February 19, 1942 is one of the days of infamy in the US. On this day the United States, President Franklin D. Roosevelt signed Executive Order 9066, an order that would lead to its own citizens being discriminated against on the basis of their ancestry. It sounds ridiculous, but that is what war does to decision making. If your ancestry is of the enemy country, you are done for.
Over 120,000 Americans of Japanese origin were moved to internment camps. Over 70,000 of these were natural born American citizens. The rest were issai, first generation Japanese immigrants. This lantern is a reminder of injustice meted out to these 70,000 nikkei (Japanese Americans born to Japanese immigrants in the US, also sometimes referred to as nisei) and sansei (Grandchildren of issai/ Children of nikkei). A reminder that when it came to decision making during wartime, all American citizens were not equal, and some citizens were, of course, less equal than others. (Sorry, George Orwell!)
Now, talking about Nikkei Lantern, it is a strange looking pillar or a beam with a bend when you look at it for the first time. It can be difficult to figure out what it is. In almost the middle of the lantern, there is a bend that has date on it: February 19, 1942. The date is a sure giveaway and the bend is symbolic of the will of Japanese Americans to thrive under all circumstances.

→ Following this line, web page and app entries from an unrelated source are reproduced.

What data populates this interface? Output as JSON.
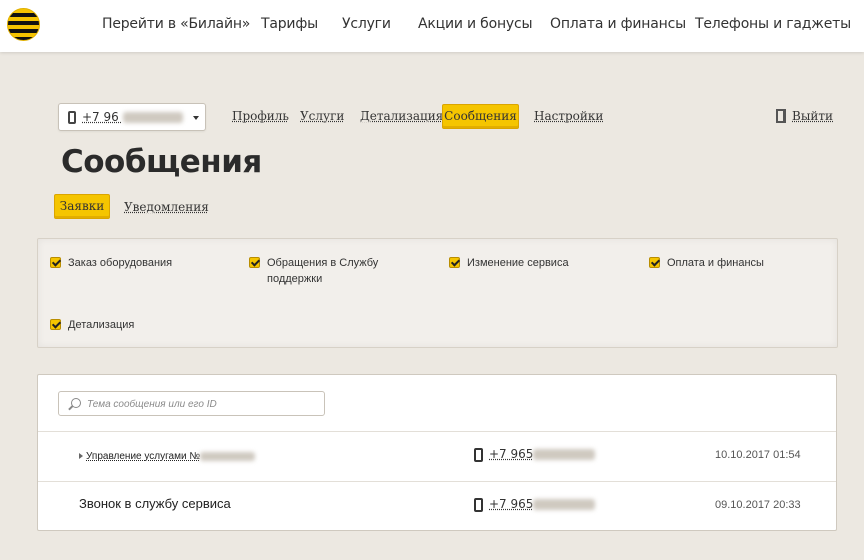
{
  "header": {
    "logo": "beeline-logo",
    "nav": [
      "Перейти в «Билайн»",
      "Тарифы",
      "Услуги",
      "Акции и бонусы",
      "Оплата и финансы",
      "Телефоны и гаджеты"
    ]
  },
  "account": {
    "phone_prefix": "+7 96",
    "phone_icon": "mobile-phone-icon"
  },
  "subnav": {
    "items": [
      "Профиль",
      "Услуги",
      "Детализация",
      "Сообщения",
      "Настройки"
    ],
    "active": "Сообщения",
    "exit_label": "Выйти"
  },
  "page": {
    "title": "Сообщения",
    "tabs": [
      "Заявки",
      "Уведомления"
    ],
    "active_tab": "Заявки"
  },
  "filters": [
    {
      "label": "Заказ оборудования",
      "checked": true
    },
    {
      "label": "Обращения в Службу поддержки",
      "checked": true
    },
    {
      "label": "Изменение сервиса",
      "checked": true
    },
    {
      "label": "Оплата и финансы",
      "checked": true
    },
    {
      "label": "Детализация",
      "checked": true
    }
  ],
  "search": {
    "placeholder": "Тема сообщения или его ID"
  },
  "messages": [
    {
      "subject": "Управление услугами №",
      "phone": "+7 965",
      "date": "10.10.2017 01:54"
    },
    {
      "subject": "Звонок в службу сервиса",
      "phone": "+7 965",
      "date": "09.10.2017 20:33"
    }
  ],
  "colors": {
    "accent": "#f5c500",
    "background": "#ece8e1"
  }
}
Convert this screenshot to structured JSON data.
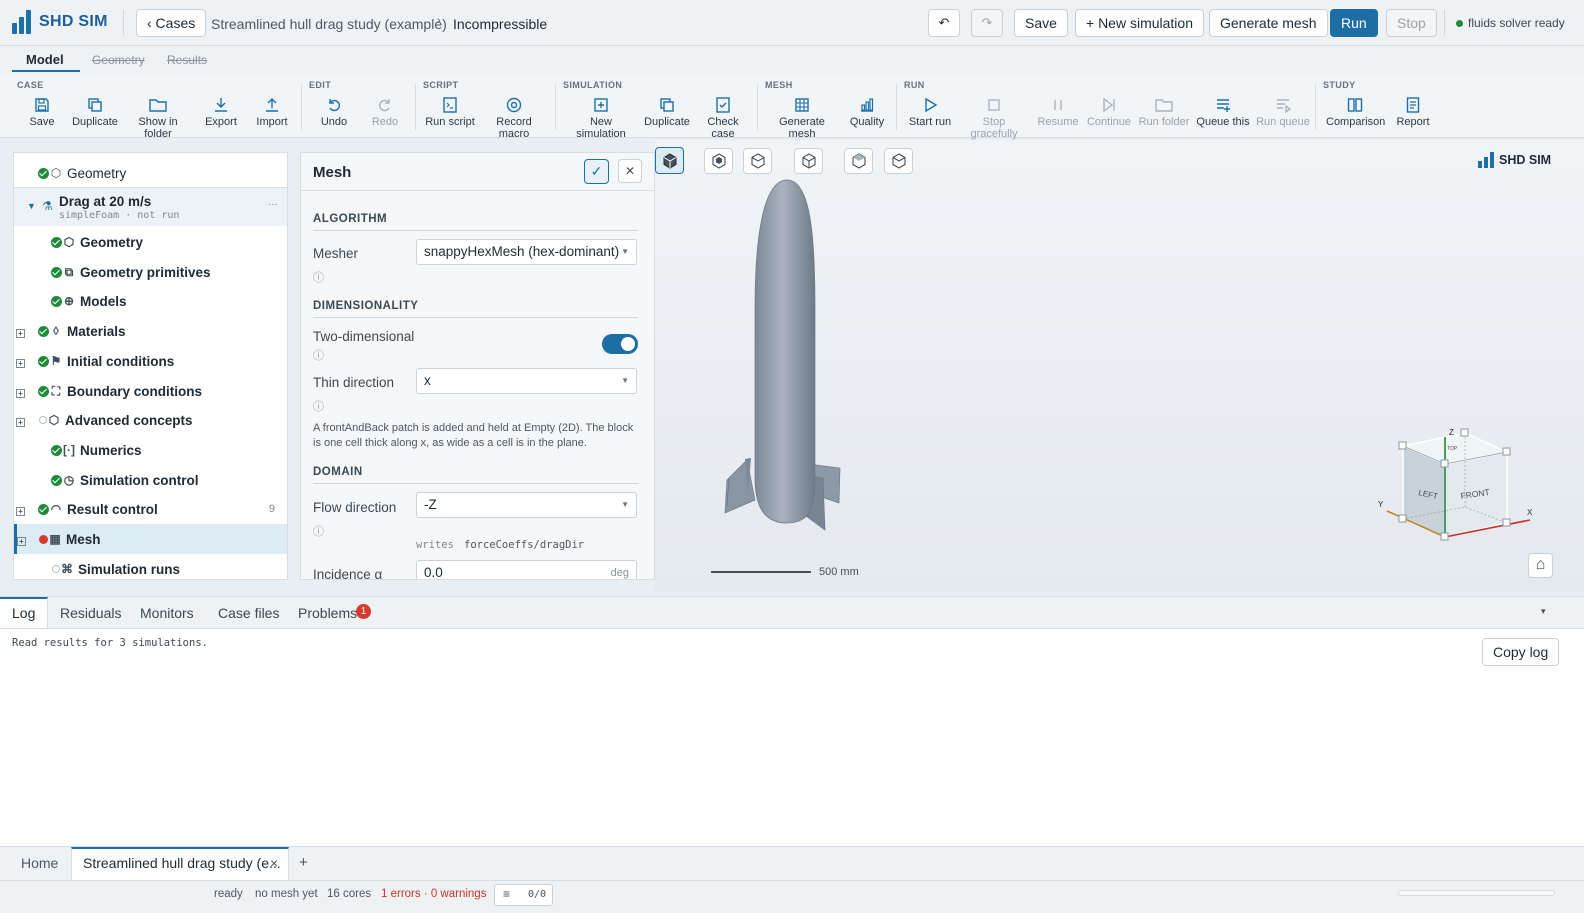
{
  "app": {
    "name": "SHD SIM"
  },
  "topbar": {
    "back_label": "‹ Cases",
    "breadcrumb_project": "Streamlined hull drag study (example)",
    "breadcrumb_sep": "›",
    "breadcrumb_current": "Incompressible",
    "undo_icon": "↶",
    "redo_icon": "↷",
    "save": "Save",
    "new_simulation": "+ New simulation",
    "generate_mesh": "Generate mesh",
    "run": "Run",
    "stop": "Stop",
    "status": "fluids solver ready",
    "status_color": "#1f8a3a"
  },
  "mode_tabs": [
    "Model",
    "Geometry",
    "Results"
  ],
  "ribbon": {
    "groups": [
      "CASE",
      "EDIT",
      "SCRIPT",
      "SIMULATION",
      "MESH",
      "RUN",
      "STUDY"
    ],
    "buttons": [
      "Save",
      "Duplicate",
      "Show in folder",
      "Export",
      "Import",
      "Undo",
      "Redo",
      "Run script",
      "Record macro",
      "New simulation",
      "Duplicate",
      "Check case",
      "Generate mesh",
      "Quality",
      "Start run",
      "Stop gracefully",
      "Resume",
      "Continue",
      "Run folder",
      "Queue this",
      "Run queue",
      "Comparison",
      "Report"
    ]
  },
  "tree": {
    "top_geometry": "Geometry",
    "sim_name": "Drag at 20 m/s",
    "sim_sub": "simpleFoam · not run",
    "sim_menu": "···",
    "items": [
      "Geometry",
      "Geometry primitives",
      "Models",
      "Materials",
      "Initial conditions",
      "Boundary conditions",
      "Advanced concepts",
      "Numerics",
      "Simulation control",
      "Result control",
      "Mesh",
      "Simulation runs"
    ],
    "result_control_count": "9"
  },
  "mesh_panel": {
    "title": "Mesh",
    "confirm_icon": "✓",
    "close_icon": "✕",
    "algorithm": "ALGORITHM",
    "mesher_label": "Mesher",
    "mesher_value": "snappyHexMesh (hex-dominant)",
    "dimensionality": "DIMENSIONALITY",
    "two_dim_label": "Two-dimensional",
    "two_dim_on": true,
    "thin_dir_label": "Thin direction",
    "thin_dir_value": "x",
    "note": "A frontAndBack patch is added and held at Empty (2D). The block is one cell thick along x, as wide as a cell is in the plane.",
    "domain": "DOMAIN",
    "flow_dir_label": "Flow direction",
    "flow_dir_value": "-Z",
    "writes_label": "writes",
    "writes_value": "forceCoeffs/dragDir",
    "incidence_label": "Incidence α",
    "incidence_value": "0.0",
    "incidence_unit": "deg",
    "info_icon": "ⓘ"
  },
  "viewport": {
    "brand": "SHD SIM",
    "scale_label": "500 mm",
    "gizmo": {
      "z": "Z",
      "y": "Y",
      "x": "X",
      "left": "LEFT",
      "front": "FRONT",
      "top": "TOP"
    },
    "home_icon": "⌂"
  },
  "log": {
    "tabs": [
      "Log",
      "Residuals",
      "Monitors",
      "Case files",
      "Problems"
    ],
    "problems_count": "1",
    "collapse_icon": "▾",
    "text": "Read results for 3 simulations.",
    "copy": "Copy log"
  },
  "doc_tabs": {
    "home": "Home",
    "current": "Streamlined hull drag study (e...",
    "close": "×",
    "add": "+"
  },
  "status": {
    "state": "ready",
    "mesh": "no mesh yet",
    "cores": "16 cores",
    "problems": "1 errors · 0 warnings",
    "queue": "0/0"
  }
}
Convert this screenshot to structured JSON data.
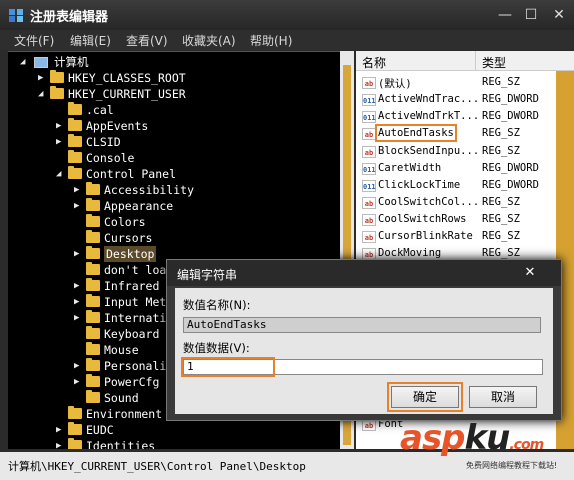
{
  "window": {
    "title": "注册表编辑器",
    "minimize": "—",
    "maximize": "☐",
    "close": "✕"
  },
  "menu": [
    "文件(F)",
    "编辑(E)",
    "查看(V)",
    "收藏夹(A)",
    "帮助(H)"
  ],
  "tree": {
    "root": "计算机",
    "nodes": [
      {
        "label": "HKEY_CLASSES_ROOT"
      },
      {
        "label": "HKEY_CURRENT_USER"
      },
      {
        "label": ".cal"
      },
      {
        "label": "AppEvents"
      },
      {
        "label": "CLSID"
      },
      {
        "label": "Console"
      },
      {
        "label": "Control Panel"
      },
      {
        "label": "Accessibility"
      },
      {
        "label": "Appearance"
      },
      {
        "label": "Colors"
      },
      {
        "label": "Cursors"
      },
      {
        "label": "Desktop"
      },
      {
        "label": "don't load"
      },
      {
        "label": "Infrared"
      },
      {
        "label": "Input Meth"
      },
      {
        "label": "Internatio"
      },
      {
        "label": "Keyboard"
      },
      {
        "label": "Mouse"
      },
      {
        "label": "Personaliz"
      },
      {
        "label": "PowerCfg"
      },
      {
        "label": "Sound"
      },
      {
        "label": "Environment"
      },
      {
        "label": "EUDC"
      },
      {
        "label": "Identities"
      }
    ]
  },
  "values": {
    "header_name": "名称",
    "header_type": "类型",
    "rows": [
      {
        "name": "(默认)",
        "type": "REG_SZ",
        "icon": "string-value-icon"
      },
      {
        "name": "ActiveWndTrac...",
        "type": "REG_DWORD",
        "icon": "dword-value-icon"
      },
      {
        "name": "ActiveWndTrkT...",
        "type": "REG_DWORD",
        "icon": "dword-value-icon"
      },
      {
        "name": "AutoEndTasks",
        "type": "REG_SZ",
        "icon": "string-value-icon"
      },
      {
        "name": "BlockSendInpu...",
        "type": "REG_SZ",
        "icon": "string-value-icon"
      },
      {
        "name": "CaretWidth",
        "type": "REG_DWORD",
        "icon": "dword-value-icon"
      },
      {
        "name": "ClickLockTime",
        "type": "REG_DWORD",
        "icon": "dword-value-icon"
      },
      {
        "name": "CoolSwitchCol...",
        "type": "REG_SZ",
        "icon": "string-value-icon"
      },
      {
        "name": "CoolSwitchRows",
        "type": "REG_SZ",
        "icon": "string-value-icon"
      },
      {
        "name": "CursorBlinkRate",
        "type": "REG_SZ",
        "icon": "string-value-icon"
      },
      {
        "name": "DockMoving",
        "type": "REG_SZ",
        "icon": "string-value-icon"
      }
    ],
    "partial_bottom": "Font"
  },
  "status": "计算机\\HKEY_CURRENT_USER\\Control Panel\\Desktop",
  "dialog": {
    "title": "编辑字符串",
    "name_label": "数值名称(N):",
    "name_value": "AutoEndTasks",
    "data_label": "数值数据(V):",
    "data_value": "1",
    "ok": "确定",
    "cancel": "取消",
    "close": "✕"
  },
  "watermark": {
    "brand_a": "asp",
    "brand_b": "ku",
    "brand_c": ".com",
    "tagline": "免费网络编程教程下载站!"
  },
  "colors": {
    "highlight": "#e8822a",
    "folder": "#e8b93a"
  }
}
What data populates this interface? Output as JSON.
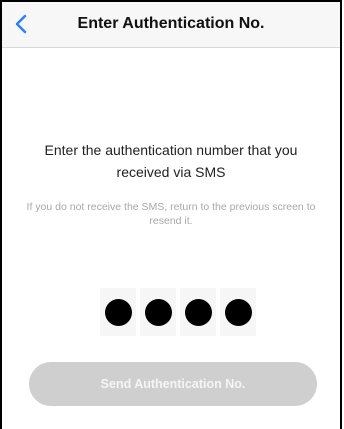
{
  "nav": {
    "back_icon": "chevron-left-icon",
    "title": "Enter Authentication No."
  },
  "main": {
    "instruction": "Enter the authentication number that you received via SMS",
    "hint": "If you do not receive the SMS, return to the previous screen to resend it.",
    "pin_length": 4,
    "entered_digits": 4
  },
  "send_button": {
    "label": "Send Authentication No.",
    "enabled": false
  },
  "colors": {
    "accent": "#2f7cf6",
    "button_disabled": "#cfcfcf",
    "hint_text": "#a8a8a8"
  }
}
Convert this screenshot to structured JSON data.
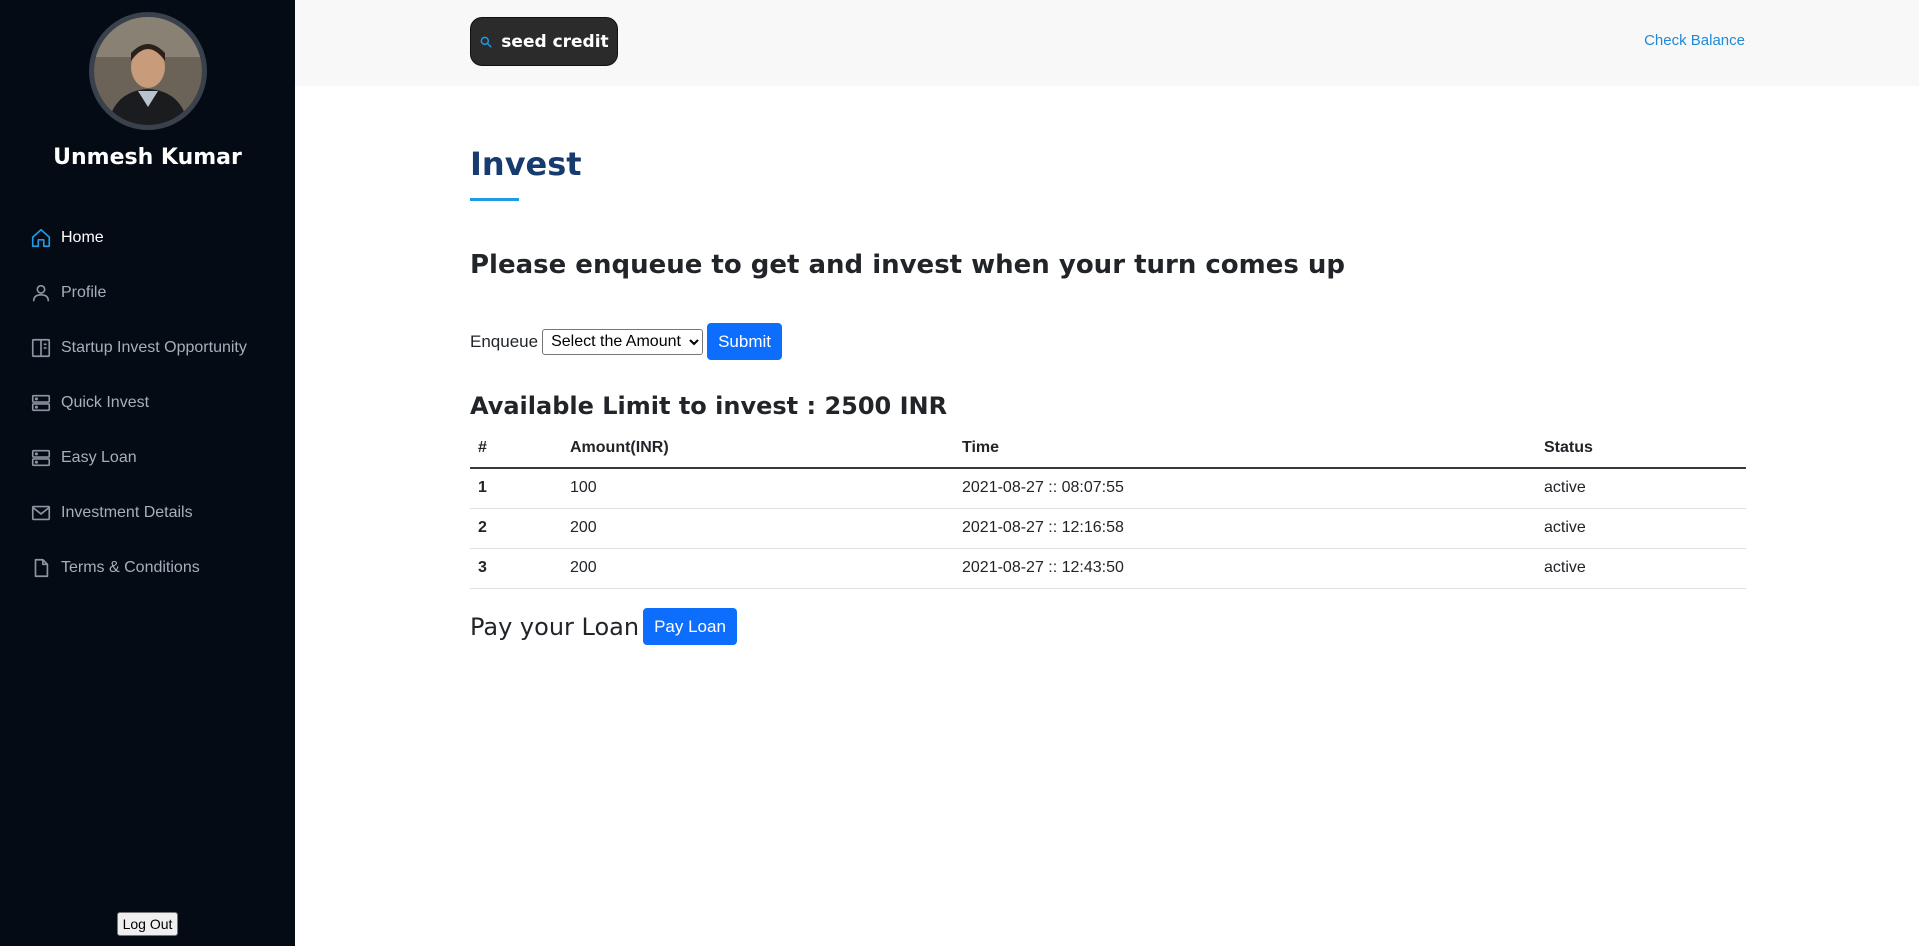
{
  "user": {
    "name": "Unmesh Kumar"
  },
  "sidebar": {
    "items": [
      {
        "label": "Home",
        "icon": "home-icon"
      },
      {
        "label": "Profile",
        "icon": "user-icon"
      },
      {
        "label": "Startup Invest Opportunity",
        "icon": "layout-icon"
      },
      {
        "label": "Quick Invest",
        "icon": "server-icon"
      },
      {
        "label": "Easy Loan",
        "icon": "server-icon"
      },
      {
        "label": "Investment Details",
        "icon": "mail-icon"
      },
      {
        "label": "Terms & Conditions",
        "icon": "file-icon"
      }
    ],
    "logout_label": "Log Out"
  },
  "topbar": {
    "brand": "seed credit",
    "check_balance": "Check Balance"
  },
  "main": {
    "title": "Invest",
    "prompt": "Please enqueue to get and invest when your turn comes up",
    "enqueue_label": "Enqueue",
    "select_value": "Select the Amount",
    "submit_label": "Submit",
    "limit_text": "Available Limit to invest : 2500 INR",
    "table": {
      "headers": [
        "#",
        "Amount(INR)",
        "Time",
        "Status"
      ],
      "rows": [
        [
          "1",
          "100",
          "2021-08-27 :: 08:07:55",
          "active"
        ],
        [
          "2",
          "200",
          "2021-08-27 :: 12:16:58",
          "active"
        ],
        [
          "3",
          "200",
          "2021-08-27 :: 12:43:50",
          "active"
        ]
      ]
    },
    "loan_label": "Pay your Loan",
    "pay_loan_label": "Pay Loan"
  },
  "colors": {
    "sidebar_bg": "#050b14",
    "accent": "#1e9be6",
    "title": "#173b6e",
    "primary_button": "#0d6efd"
  }
}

The torch at the end of the lantern is a symbol of eternal hope of the nikkei community.
A Mapsofworld.com team member visited Japantown, San Jose as part of the "Been There Done That" project and added this photograph to mapsofworld.com's collection of photographs of San Jose.Published On: Monday, June 3rd, 2013